Task statement :: Which lines of the data hold the word "this"? Copy all of them.

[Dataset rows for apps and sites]
+===+
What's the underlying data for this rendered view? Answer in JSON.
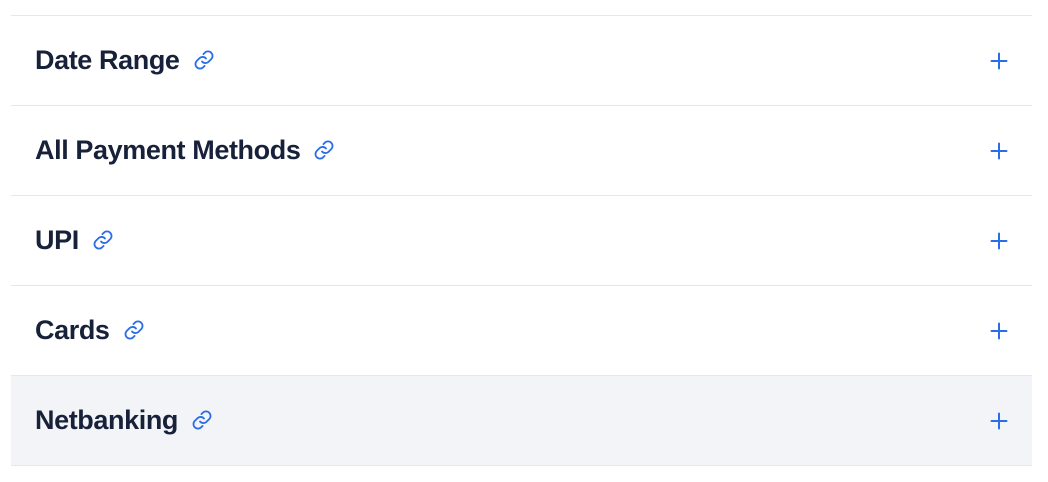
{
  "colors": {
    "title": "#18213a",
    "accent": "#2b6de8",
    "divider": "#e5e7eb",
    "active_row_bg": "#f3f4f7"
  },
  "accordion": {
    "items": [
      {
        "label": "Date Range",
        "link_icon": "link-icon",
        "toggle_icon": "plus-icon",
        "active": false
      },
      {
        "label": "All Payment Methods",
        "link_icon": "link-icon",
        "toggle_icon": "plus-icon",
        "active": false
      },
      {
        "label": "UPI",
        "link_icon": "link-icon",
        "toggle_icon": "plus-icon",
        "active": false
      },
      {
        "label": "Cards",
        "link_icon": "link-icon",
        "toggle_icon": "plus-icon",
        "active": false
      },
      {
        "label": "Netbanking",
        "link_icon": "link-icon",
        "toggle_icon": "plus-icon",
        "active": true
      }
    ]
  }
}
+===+
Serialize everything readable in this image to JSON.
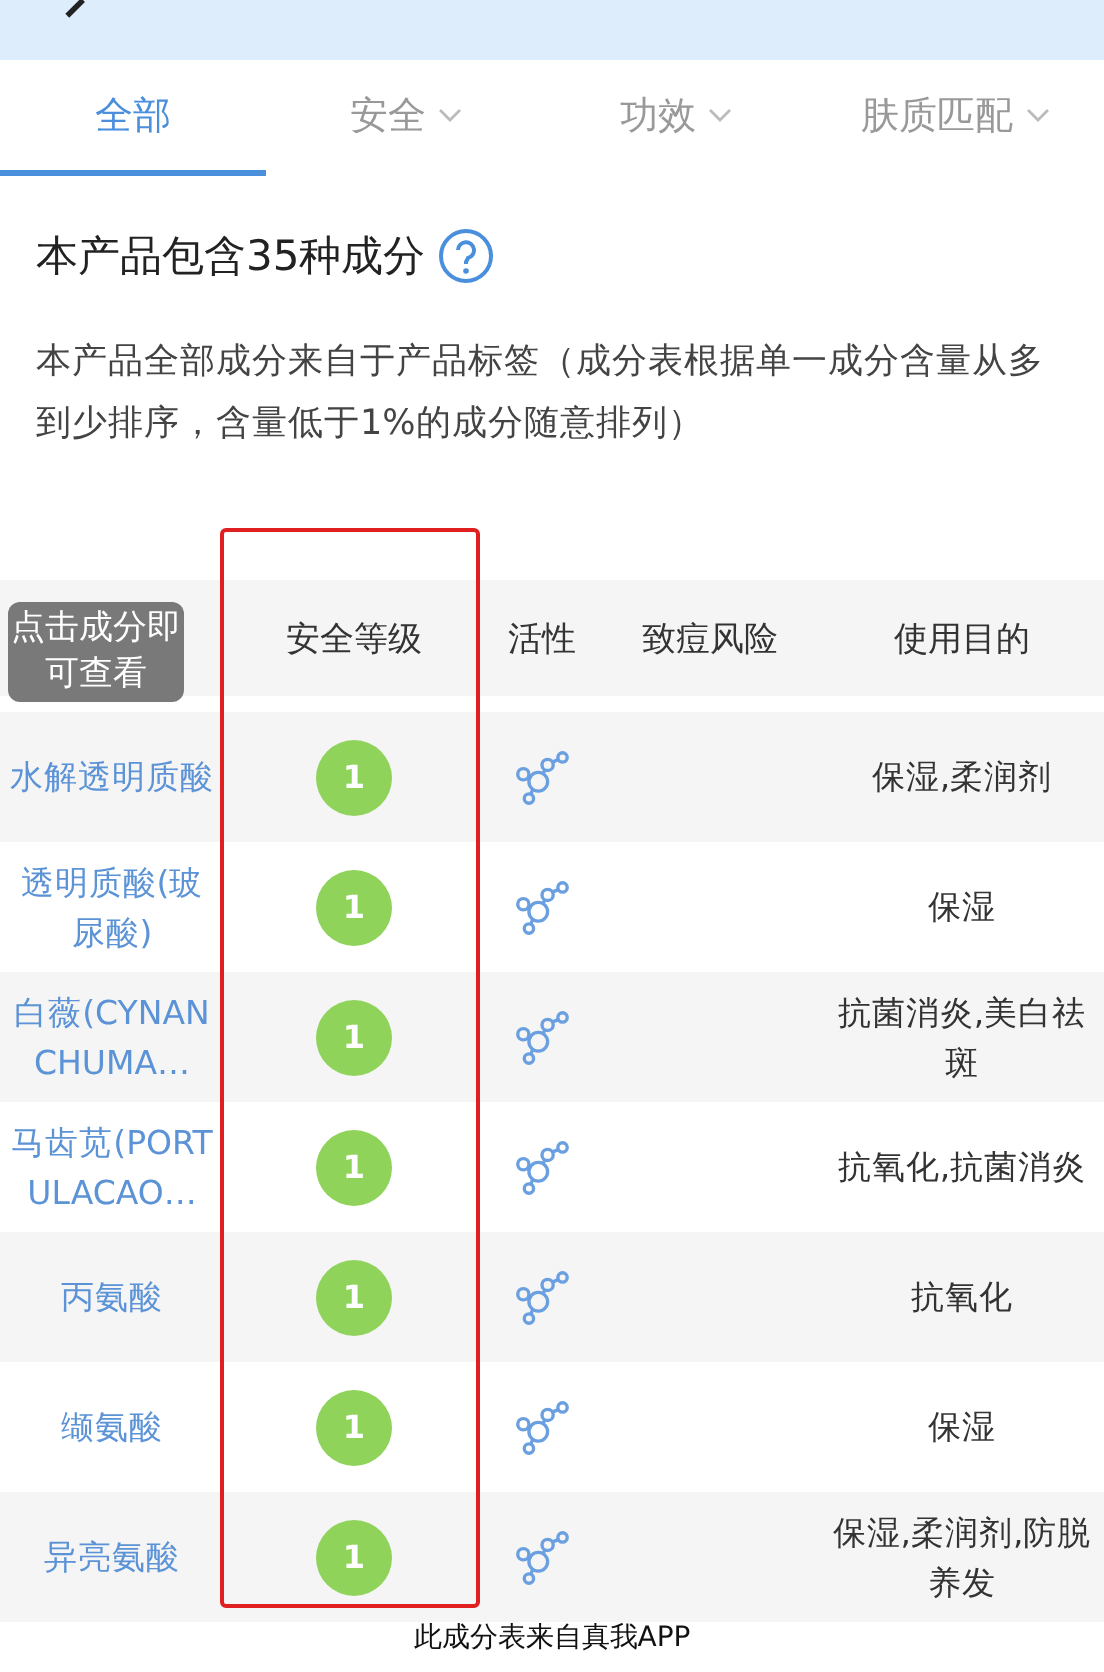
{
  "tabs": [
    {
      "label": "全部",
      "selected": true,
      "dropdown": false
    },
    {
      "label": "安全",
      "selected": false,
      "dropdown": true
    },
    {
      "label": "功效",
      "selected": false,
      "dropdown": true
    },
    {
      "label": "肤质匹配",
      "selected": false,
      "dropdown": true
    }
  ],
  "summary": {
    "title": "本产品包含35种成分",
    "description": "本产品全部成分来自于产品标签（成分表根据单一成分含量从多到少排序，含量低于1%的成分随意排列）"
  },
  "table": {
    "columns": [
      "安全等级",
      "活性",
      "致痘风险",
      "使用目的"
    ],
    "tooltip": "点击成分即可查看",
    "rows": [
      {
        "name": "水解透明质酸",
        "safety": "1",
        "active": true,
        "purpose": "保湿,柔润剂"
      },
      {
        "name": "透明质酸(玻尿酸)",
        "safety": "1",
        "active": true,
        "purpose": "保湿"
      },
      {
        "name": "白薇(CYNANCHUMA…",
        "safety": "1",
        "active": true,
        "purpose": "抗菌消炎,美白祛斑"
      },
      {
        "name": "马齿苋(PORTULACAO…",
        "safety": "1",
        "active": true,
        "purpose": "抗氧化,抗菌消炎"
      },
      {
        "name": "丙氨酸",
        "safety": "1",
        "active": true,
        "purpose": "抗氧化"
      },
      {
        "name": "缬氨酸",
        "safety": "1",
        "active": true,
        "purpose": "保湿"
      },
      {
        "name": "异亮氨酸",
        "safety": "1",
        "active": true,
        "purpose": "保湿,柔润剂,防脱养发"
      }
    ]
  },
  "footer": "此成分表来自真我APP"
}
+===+
Reply ::
What's the underlying data for this rendered view? Answer in JSON.
Serialize everything readable in this image to JSON.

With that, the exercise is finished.